Sunday, June 21, 2009

The Squaw Man (1931)

The Squaw Man...where does one start?

Based on a 1905 play which had four Broadway revivals, the Squaw Man plot now seems archaic: an English aristocrat, Capt. James Wynnegate (Warner Baxter) flees England, honorably taking the blame for stealing funds he did not steal to save the reputation of the woman he loves (Eleanor Boardman) and her husband (right!).

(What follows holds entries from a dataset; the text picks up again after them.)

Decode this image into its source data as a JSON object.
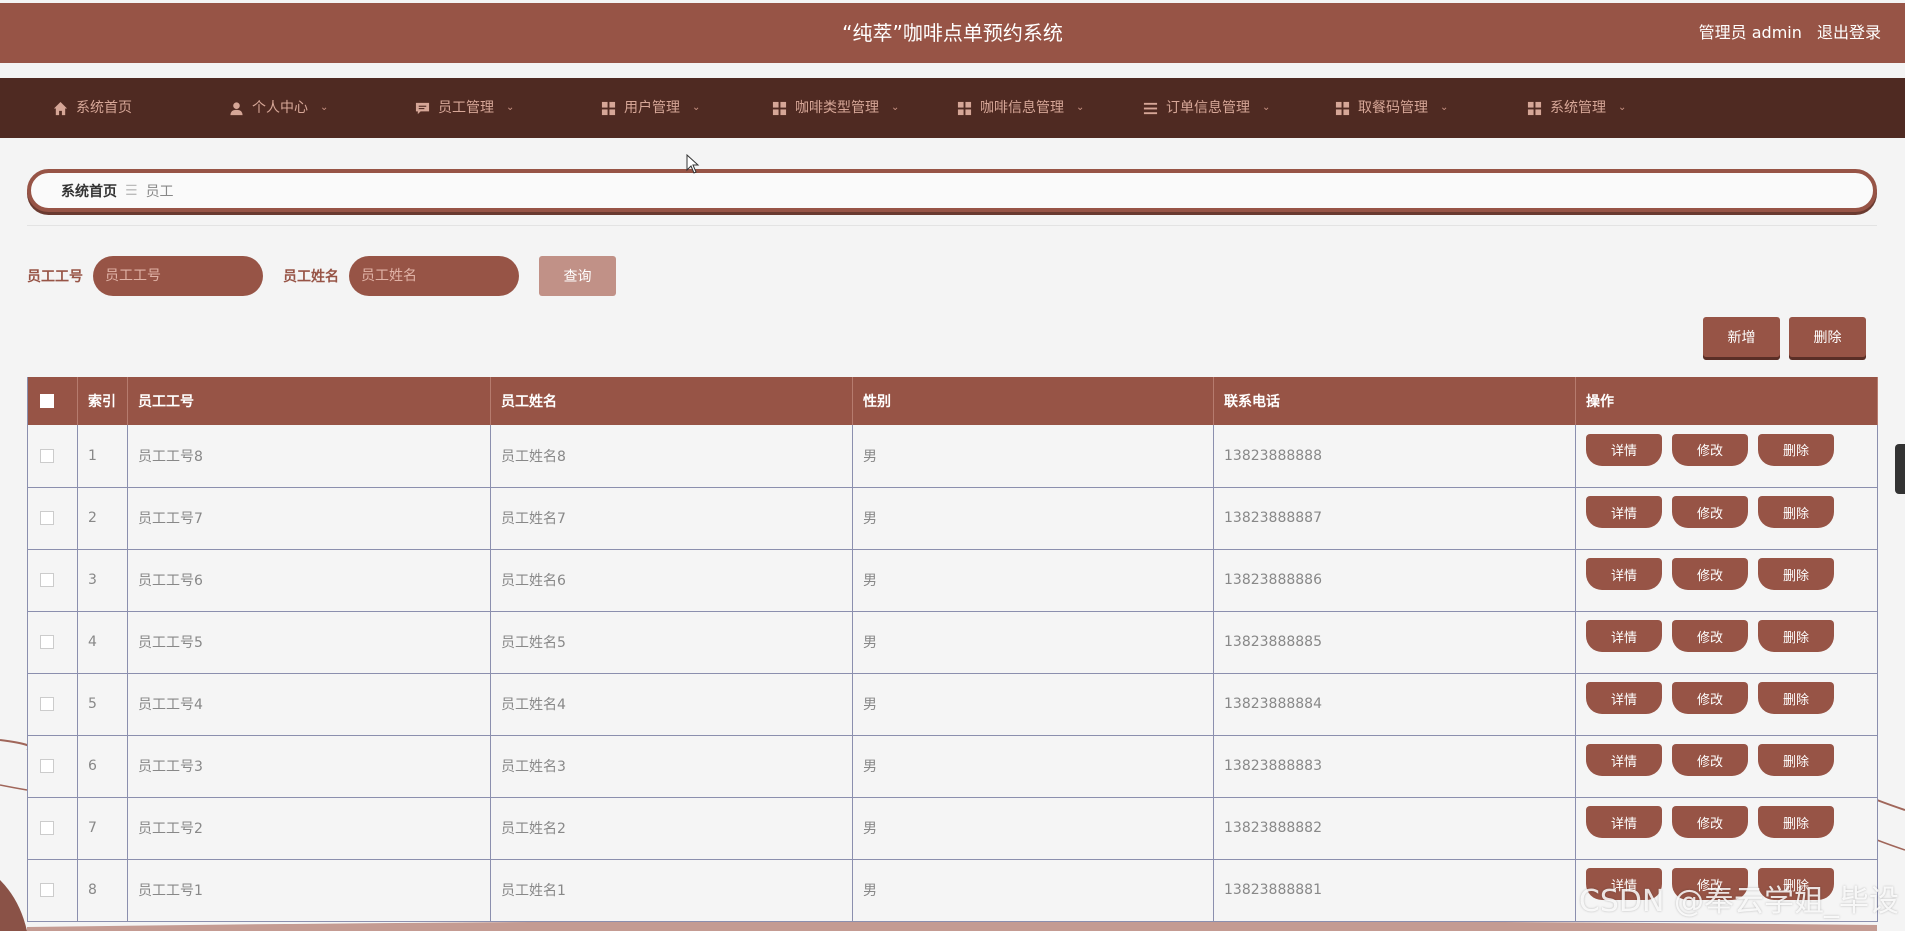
{
  "header": {
    "title": "“纯萃”咖啡点单预约系统",
    "user_role": "管理员 admin",
    "logout": "退出登录"
  },
  "nav": [
    {
      "label": "系统首页",
      "icon": "home-icon",
      "has_dropdown": false
    },
    {
      "label": "个人中心",
      "icon": "user-icon",
      "has_dropdown": true
    },
    {
      "label": "员工管理",
      "icon": "chat-icon",
      "has_dropdown": true
    },
    {
      "label": "用户管理",
      "icon": "grid-icon",
      "has_dropdown": true
    },
    {
      "label": "咖啡类型管理",
      "icon": "grid-icon",
      "has_dropdown": true
    },
    {
      "label": "咖啡信息管理",
      "icon": "grid-icon",
      "has_dropdown": true
    },
    {
      "label": "订单信息管理",
      "icon": "list-icon",
      "has_dropdown": true
    },
    {
      "label": "取餐码管理",
      "icon": "grid-icon",
      "has_dropdown": true
    },
    {
      "label": "系统管理",
      "icon": "grid-icon",
      "has_dropdown": true
    }
  ],
  "breadcrumb": {
    "home": "系统首页",
    "separator": "☰",
    "current": "员工"
  },
  "search": {
    "id_label": "员工工号",
    "id_placeholder": "员工工号",
    "name_label": "员工姓名",
    "name_placeholder": "员工姓名",
    "query_button": "查询"
  },
  "actions": {
    "add": "新增",
    "delete": "删除"
  },
  "table": {
    "columns": [
      "索引",
      "员工工号",
      "员工姓名",
      "性别",
      "联系电话",
      "操作"
    ],
    "row_buttons": {
      "detail": "详情",
      "edit": "修改",
      "delete": "删除"
    },
    "rows": [
      {
        "index": "1",
        "id": "员工工号8",
        "name": "员工姓名8",
        "gender": "男",
        "phone": "13823888888"
      },
      {
        "index": "2",
        "id": "员工工号7",
        "name": "员工姓名7",
        "gender": "男",
        "phone": "13823888887"
      },
      {
        "index": "3",
        "id": "员工工号6",
        "name": "员工姓名6",
        "gender": "男",
        "phone": "13823888886"
      },
      {
        "index": "4",
        "id": "员工工号5",
        "name": "员工姓名5",
        "gender": "男",
        "phone": "13823888885"
      },
      {
        "index": "5",
        "id": "员工工号4",
        "name": "员工姓名4",
        "gender": "男",
        "phone": "13823888884"
      },
      {
        "index": "6",
        "id": "员工工号3",
        "name": "员工姓名3",
        "gender": "男",
        "phone": "13823888883"
      },
      {
        "index": "7",
        "id": "员工工号2",
        "name": "员工姓名2",
        "gender": "男",
        "phone": "13823888882"
      },
      {
        "index": "8",
        "id": "员工工号1",
        "name": "员工姓名1",
        "gender": "男",
        "phone": "13823888881"
      }
    ]
  },
  "watermark": "CSDN @奉云学姐_毕设",
  "colors": {
    "primary": "#975446",
    "nav_bg": "#4f2a22",
    "nav_text": "#d6a697",
    "query_button": "#c19187",
    "page_bg": "#f4f4f4"
  }
}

He then does what any English aristocrat would do in that situation: becomes a cowboy in Montana, where he marries an Indian maiden, Naturich (Lupe Velez), he'd rescued from a local thug (Charles Bickford) - they have a son. Seven years later, the law shows up to arrest Naturich for the murder of the thug (she had shot him, to rescue Wynnegate). The very same day, Roland Young as a family friend and Eleanor Boardman show up to take Wynnegate home (her husband's now dead) and Wynnegate is convinced to send the son back back to England and, heartbroken, Naturich kills herself. The (abrupt) end.

Cecil B. DeMille's movies are often best enjoyed as surrealistic alternate versions of D. W. Griffith's movies. Griffith traded almost solely in Victorian-era melodrama. DeMille did, too, but with a sensational, bizarre bent that is best exemplified here by a cut from British high society to a hilarious desolate shot of the forlorn, wild west "Buzzard's Pass".

(Yep, I'm aware the transition is there in the 1905 source material, but DeMille finds a way to make it seem crazier. He was a master at creating absurd, only-in-Hollywood, leaps in logic. In Fool's Paradise (1921), he deliciously lets his hero pursue his dream girl from a Mexican border town to Siam, where she dances for a prince in front of a pit of alligators. Yes!! I wouldn't at all be surprised if David Lynch wasn't thinking of DeMille when he incongruously had his film director, Adam, meeting The Cowboy at a stereotypical ranch in Beechwood Canyon in Mulholland Drive - itself a critique of Hollywood's absurdities.)

The Squaw Man is certainly watchable for those who just want an involving story. DeMille knows how to tell a story that people want to see, even creaky, predictable stories, and he must have loved this one - this is the third time he filmed it. Even when the ending is telegraphed, you want to see what happens next. Lupe Velez gives a genuinely sympathetic performance here, and the ending is sad no matter how you look at it.

All the actors have given better, more expressive performances in other films and the reason is the dialogue is stilted here, old-fashioned for 1931, requiring stilted mannerisms, especially in the beginning scenes in England. The scenes with Velez and Baxter fare better, and Dickie Moore as their son acts with an ease the others aren't allowed. He doesn't care about the lofty source material - he's just havin' a good time!

The Squaw Man has been released on a Warner Archives DVD-R, along with the 1914 version.

No comments: